One of the most difficult tasks in teaching karate is to teach and instill belief in the moral aspects of the martial arts. Most students are interested in the immediate results of fighting techniques and care little or nothing about the morality, which is the foundation, the martial arts are built on.
One of the most common questions asked of a sensei is; “if you are fully aware of the violence inherent in man’s nature, are you not turning out killers? Are you not teaching an art that enables man to destroy man?”
The answer of great Okinawan masters has always been, “yes, we are fully aware of the violence inherent in man’s nature and within karate lie techniques to kill with the open hand. But there is also morality inherent in karate, that controls the violence and the use of the art except under one condition; absolute necessity.” As one karate master stated, “karate is not a way to violence, but a way to gentleness.”
Now the question arises. How does one go about teaching fighting techniques and instilling morality at the same time?
It begins with the karate sensei. As a teacher, it is his responsibility to do his best to make sure each student is taught the morality, the ethics, and the values that lie within the martial
arts. The Code of Bushido, often referred to as the Code of the Samurai, expresses clearly within it’s seven precepts a strong moral code.
Some thoughts: A karateka should treat everyone as he would want to be treated, which sounds strangely like the Golden Rule. A karateka’s ego should be kept in check. A karateka should be taught that life is precious, and life can only be taken if absolutely necessary. A karateka should realize when a person takes another person’s life a part of him dies also.
One of the most important lessons a karateka is taught is about self-control. It should be taught and understood, by the karateka, that anger is his worst enemy.
“IF YOUR HAND GOES FORTH, WITHHOLD YOUR ANGER. IF YOUR ANGER GOES FORTH, WITHHOLD YOUR HAND.”
Another answer is found in Kata, THE HEART OF KARATE. Kata is meant to train the mind, and is not intended solely for self-defense or tournament competition. We should strive to bring it in contact with the real self and its true purpose.
Kata in the traditional way, is a spiritual ritual. The art of karate does not mean only the growth of technical excellence, but an ability to attain a spiritual goal though the practice of Kata, so that the karateka works against himself and succeeds in conquering himself.
In karate, one does not make the first move. Most kata begin with defense and end with defense. The kata instills the belief that the true karateka never strikes first, and never strikes out in anger.
In the martial arts, the achievement of self-perfection should be more important, to those who possess it than his physical and technical ability.
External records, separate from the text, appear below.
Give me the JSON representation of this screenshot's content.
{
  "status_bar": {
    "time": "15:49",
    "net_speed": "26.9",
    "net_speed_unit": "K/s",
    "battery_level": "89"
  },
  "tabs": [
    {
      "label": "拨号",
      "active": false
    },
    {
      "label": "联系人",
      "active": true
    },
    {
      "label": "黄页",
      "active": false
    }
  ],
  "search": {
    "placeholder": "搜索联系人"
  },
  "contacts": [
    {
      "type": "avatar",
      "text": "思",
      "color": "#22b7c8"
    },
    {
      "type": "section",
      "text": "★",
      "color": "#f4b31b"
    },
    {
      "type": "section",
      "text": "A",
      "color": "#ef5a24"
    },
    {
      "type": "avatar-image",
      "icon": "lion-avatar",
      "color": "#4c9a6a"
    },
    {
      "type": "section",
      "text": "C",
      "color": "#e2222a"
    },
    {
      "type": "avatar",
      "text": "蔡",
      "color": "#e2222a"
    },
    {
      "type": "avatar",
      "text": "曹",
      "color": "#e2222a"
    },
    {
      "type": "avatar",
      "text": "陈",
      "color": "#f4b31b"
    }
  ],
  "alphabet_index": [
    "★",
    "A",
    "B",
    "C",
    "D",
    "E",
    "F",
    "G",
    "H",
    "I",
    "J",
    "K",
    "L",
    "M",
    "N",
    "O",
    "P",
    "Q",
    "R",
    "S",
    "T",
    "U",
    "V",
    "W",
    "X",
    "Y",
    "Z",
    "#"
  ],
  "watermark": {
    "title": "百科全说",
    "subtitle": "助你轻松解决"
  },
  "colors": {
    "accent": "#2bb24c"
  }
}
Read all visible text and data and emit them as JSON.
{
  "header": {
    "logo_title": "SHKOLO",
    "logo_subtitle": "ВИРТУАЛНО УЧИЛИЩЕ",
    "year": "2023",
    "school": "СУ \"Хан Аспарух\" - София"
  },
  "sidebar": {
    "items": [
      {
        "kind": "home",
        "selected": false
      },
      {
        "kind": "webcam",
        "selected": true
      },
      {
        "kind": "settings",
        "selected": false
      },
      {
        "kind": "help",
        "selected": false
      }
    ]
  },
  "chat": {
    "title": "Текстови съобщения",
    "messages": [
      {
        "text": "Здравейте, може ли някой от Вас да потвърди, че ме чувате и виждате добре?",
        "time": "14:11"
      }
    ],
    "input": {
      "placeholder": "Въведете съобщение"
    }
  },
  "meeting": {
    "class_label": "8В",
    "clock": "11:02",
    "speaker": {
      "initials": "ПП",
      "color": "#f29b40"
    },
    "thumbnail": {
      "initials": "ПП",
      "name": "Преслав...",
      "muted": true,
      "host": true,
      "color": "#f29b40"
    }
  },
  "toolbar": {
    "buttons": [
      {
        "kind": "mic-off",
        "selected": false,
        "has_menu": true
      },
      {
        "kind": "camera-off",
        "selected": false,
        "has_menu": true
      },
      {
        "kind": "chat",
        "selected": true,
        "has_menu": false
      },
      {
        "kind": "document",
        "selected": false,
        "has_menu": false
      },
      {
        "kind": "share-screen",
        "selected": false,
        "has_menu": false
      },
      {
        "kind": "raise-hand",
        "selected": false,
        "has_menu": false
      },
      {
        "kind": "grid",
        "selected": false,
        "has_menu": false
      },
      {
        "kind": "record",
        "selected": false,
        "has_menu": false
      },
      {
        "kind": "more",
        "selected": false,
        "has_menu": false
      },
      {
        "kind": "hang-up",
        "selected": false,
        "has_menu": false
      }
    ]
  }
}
ONCE YOU HAVE PROVEN THINGS TO YOURSELF, YOU HAVE NO REASON TO PROVE ANYTHING TO ANOTHER PERSON.
The late Sensei Sherman Harrill (a great Isshin Ryu stylist) told the story of:
LIVING THE WAY
The young man walked unsteadily down the street, talking to himself, smelling heavily of alcohol, and angry at problems known only to himself.
Approaching him was an elderly man enjoying his evening walk on the same street. When within a few feet of each other, the young man challenged the elder with slurred cursing. The old man said nothing, just letting him vent out his anger. At one point the young man shoved him. Increasing his verbal attack with vigor, he awaited some type of response.
What he received took the young man by surprise. The elderly man responded by saying EXCUSE ME SIR, I do not wish to fight you, but I would be honored if you would allow me to walk you home and for you to talk with me. In my elderly years I have few friends with whom I can talk.
With this reply the young man’s aggression diminished. Shaking his head to clear his thoughts, he looked into the face of the person his attack was directed towards. He saw the face, weathered by the passing of time, showing wisdom, compassion, and a peaceful understanding of his fellow man. Feeling embarrassed by his actions, he apologized and continued on his way.
A pleasant smile came over the elderly mans face as he continued his walk to the dojo. As a master of the martial arts, he had put into action the techniques of many years:
RESPECT: To another, his sensei, to his many years of study, and himself.
COURTESY: Regardless of the turmoil and unrest allow time for them to run their course.
HUMILITY: Courtesy and respect make us humble. When understood, this shows great inner strength and understanding of one’s self. Humility is many times taken as a weakness because people do not see it for what it is.
You decide from what you have heard. Is it weakness or is it strength?
“WHERE THE MORALITY OF KARATE IS MISSING, THERE IS NO KARATE.”
Morality is a major principle in our growth toward martial arts mastery!